AT WEST POINT TOGETHER - GRANT'S COURTSHIP - THE WAR AND AFTERWARDS
Gainesville, Georgia, July 23 - "He was the truest as well as the bravest man that ever lived," was the remark made by General James Longstreet, when he recovered today from the emotion caused by the sad news of General Grant's death. Gen. Longstreet lives today in two-story house of modern stone, three miles from Gainesville, where, amid his vines and shrubs, he was seen by The Times correspondent. He was dressed in a long and many colored dressing gown; his white whiskers trimmed in the fashion of Burnside's, and he looked little like the stalwart figure which was in the thickest of the fight during the bloody battles in the late war.
Longstreet told us, "Ever since 1839, I have been on terms of the closest intimacy with Grant. I well remember the fragile form which answered to his name that year. His distinguishing trait as a cadet was a girlish modesty; a hesitancy in presenting his own claims; a taciturnity born of his modesty; but a thoroughness in the accomplishment of whatever task was assigned him. As I was of large and robust physique I was accomplished at most larks and games. But in these young Grant never joined because of his delicate frame. In horsemanship, however, he was noted as the most proficient in the Academy. In fact, rider and horse held together like the fabled centaur.
In 1842 I was attached to the Fourth Infantry as Second Lieutenant. A year later later Grant was in the same regiment, stationed at Jefferson Barracks, 12 miles from St. Louis. The friendship formed had never been broken; but there was a charm which held us together of which the world has never heard. My kinsman, Mr. Frederick Dent, was a substantial farmer living near the barracks. He has a liking for army officers, due to the fact that his son, Fred, was a pupil at West Point. One day I received an invitation to visit his house in order to meet young Fred, who had returned, and I asked Grant to go with me. This he did, and of course was introduced to the family, the last one to come in being Miss Julia Dent, the charming daughter of our host. (Note: Longstreet's account of Grant's initial meeting with Julia differs from other primary sources who claim he was not present on that day.) It is needless to say that we saw but little of Grant during the rest of the visit. He paid court in fact with such assiduity as to give rise to the hope that he forever gotten over his diffidence.

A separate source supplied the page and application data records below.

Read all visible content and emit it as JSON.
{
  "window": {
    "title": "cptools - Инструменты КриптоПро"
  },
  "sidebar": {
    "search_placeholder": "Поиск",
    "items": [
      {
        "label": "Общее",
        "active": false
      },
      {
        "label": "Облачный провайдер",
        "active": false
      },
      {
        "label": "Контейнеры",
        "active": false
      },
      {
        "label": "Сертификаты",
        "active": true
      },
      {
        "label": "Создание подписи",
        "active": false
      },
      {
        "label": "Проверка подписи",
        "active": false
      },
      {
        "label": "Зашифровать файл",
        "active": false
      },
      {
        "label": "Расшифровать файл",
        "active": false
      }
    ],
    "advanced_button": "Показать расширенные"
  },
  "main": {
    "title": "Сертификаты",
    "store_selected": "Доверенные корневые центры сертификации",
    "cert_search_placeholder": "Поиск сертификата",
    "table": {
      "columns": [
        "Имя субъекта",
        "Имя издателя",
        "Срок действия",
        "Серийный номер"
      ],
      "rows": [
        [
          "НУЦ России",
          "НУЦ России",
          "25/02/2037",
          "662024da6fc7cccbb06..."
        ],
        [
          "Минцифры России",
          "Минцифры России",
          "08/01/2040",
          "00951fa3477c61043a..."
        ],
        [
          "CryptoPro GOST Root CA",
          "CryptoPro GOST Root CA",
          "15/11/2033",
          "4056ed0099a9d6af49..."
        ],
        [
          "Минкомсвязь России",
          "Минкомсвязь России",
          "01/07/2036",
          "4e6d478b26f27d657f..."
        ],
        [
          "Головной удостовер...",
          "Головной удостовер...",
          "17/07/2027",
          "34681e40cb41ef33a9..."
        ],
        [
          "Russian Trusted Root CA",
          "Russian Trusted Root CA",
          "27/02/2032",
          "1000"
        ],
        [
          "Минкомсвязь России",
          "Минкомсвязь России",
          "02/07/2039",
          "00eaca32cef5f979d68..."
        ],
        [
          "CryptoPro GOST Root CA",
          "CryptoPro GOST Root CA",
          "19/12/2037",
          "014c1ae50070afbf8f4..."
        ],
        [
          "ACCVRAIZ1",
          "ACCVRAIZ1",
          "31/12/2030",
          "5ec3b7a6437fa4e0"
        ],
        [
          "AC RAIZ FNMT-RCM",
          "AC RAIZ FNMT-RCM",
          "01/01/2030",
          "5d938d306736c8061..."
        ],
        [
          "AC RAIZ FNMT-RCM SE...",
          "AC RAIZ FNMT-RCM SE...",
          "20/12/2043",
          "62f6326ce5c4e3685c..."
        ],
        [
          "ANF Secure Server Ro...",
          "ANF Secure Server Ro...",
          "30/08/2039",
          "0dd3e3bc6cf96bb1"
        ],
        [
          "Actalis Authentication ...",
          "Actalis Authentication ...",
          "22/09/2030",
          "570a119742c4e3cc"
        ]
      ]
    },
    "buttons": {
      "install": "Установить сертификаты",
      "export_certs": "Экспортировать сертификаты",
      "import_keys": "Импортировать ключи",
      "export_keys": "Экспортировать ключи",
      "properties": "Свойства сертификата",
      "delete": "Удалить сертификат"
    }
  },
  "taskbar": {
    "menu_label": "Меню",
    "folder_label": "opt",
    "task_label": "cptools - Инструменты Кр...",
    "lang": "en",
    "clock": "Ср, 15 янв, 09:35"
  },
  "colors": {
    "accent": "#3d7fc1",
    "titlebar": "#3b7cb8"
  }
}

Five years later, in 1848, after the usual uncertainties of a soldier's courtship, Grant returned and claimed Miss Dent as a bride. I had been married just six months at that time, and my wife and I were among the guests at the wedding. Only a few months ago Mrs. Grant recalled to me an incident of our Jefferson life that was connected with Gen. Grant's courtship. Miss Dent had been escorted to the military balls so often by Lieutenant Grant that, on one occasion, when she happened to go with him, Lieutenant Hoskins went up to her and asked, with a pitiful expression on his face, "Where is that small man with the large epaulets?"

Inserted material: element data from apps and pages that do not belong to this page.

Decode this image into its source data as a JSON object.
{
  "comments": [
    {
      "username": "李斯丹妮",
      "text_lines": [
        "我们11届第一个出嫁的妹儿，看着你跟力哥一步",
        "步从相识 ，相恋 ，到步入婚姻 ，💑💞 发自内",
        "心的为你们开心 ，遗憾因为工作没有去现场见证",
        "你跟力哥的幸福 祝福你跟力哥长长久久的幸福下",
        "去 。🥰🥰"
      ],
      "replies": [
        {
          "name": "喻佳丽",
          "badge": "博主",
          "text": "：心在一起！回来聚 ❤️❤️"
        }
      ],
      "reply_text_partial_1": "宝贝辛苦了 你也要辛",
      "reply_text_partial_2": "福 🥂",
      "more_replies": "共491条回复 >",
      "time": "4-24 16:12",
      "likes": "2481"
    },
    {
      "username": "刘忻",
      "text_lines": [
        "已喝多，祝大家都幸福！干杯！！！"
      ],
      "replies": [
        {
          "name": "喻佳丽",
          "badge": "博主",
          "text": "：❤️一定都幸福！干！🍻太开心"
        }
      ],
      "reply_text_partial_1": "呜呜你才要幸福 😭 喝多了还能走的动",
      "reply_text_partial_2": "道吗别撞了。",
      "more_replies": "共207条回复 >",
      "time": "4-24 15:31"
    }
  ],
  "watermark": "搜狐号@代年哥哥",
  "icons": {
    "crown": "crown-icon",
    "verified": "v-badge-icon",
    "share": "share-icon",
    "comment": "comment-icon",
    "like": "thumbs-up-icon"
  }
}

In 1844, the Fourth Regiment was sent to Louisiana to form part of the army of observation. Here, removed from all society, without books or pamphlets, we had an excellent opportunity of studying each other. I like everyone else always found Grant quiet and doing his duty in a simple manner. His honor was never suspected, his friendships were firm, his hatred of guile pronounced, and his detestation of tale bearers absolute. The soul of honor himself, he never suspected others either then or years afterward.
He could not bring himself to look upon the rascally side of human nature... We frequently engaged in the game of brag and five-cent ante and similar diversions. We instructed Grant in the mysteries of the game, but he made a poor player. The man who won 75 cents in one day was esteemed a fortunate person. The games often lasted an entire day. Years later, I happened to be in St. Louis and there met Captain Holloway and some other army chums. We went into the Planters House to talk over old times, and it was soon proposed to have an old time game of brag, but it was found we were one short of making up a full hand. Then a poorly dressed man in citizens clothes came in and in whom we recognized as our old chum Grant. Going into civil life Grant had been unfortunate, and he was really in needy circumstances.
The next day I was walking in front of the Planters when I found myself face to face with Grant, who, placing into the palm of my hand a 5 dollar gold piece, insisted that I should accept payment of a debt of honor 15 years old. I peremptorily declined to take it, alleging that he was out of service and more in need than I. 'You must take it,' said he. 'I cannot live with anything in my possession that is not mine.' Seeing the determination in the man's face, and in order to save him the mortification, I took the money and shaking hands, we parted. The next time we met was at Appomattox, and the first thing that General Grant said to me when we stepped inside, placing his hand in mine was, 'Pete, let us have another game of brag, to recall the days that were so pleasant.' Great God! I thought to myself, how my heart swells out out to such magnanimous touch of humanity. Why do men fight who were born to be brothers?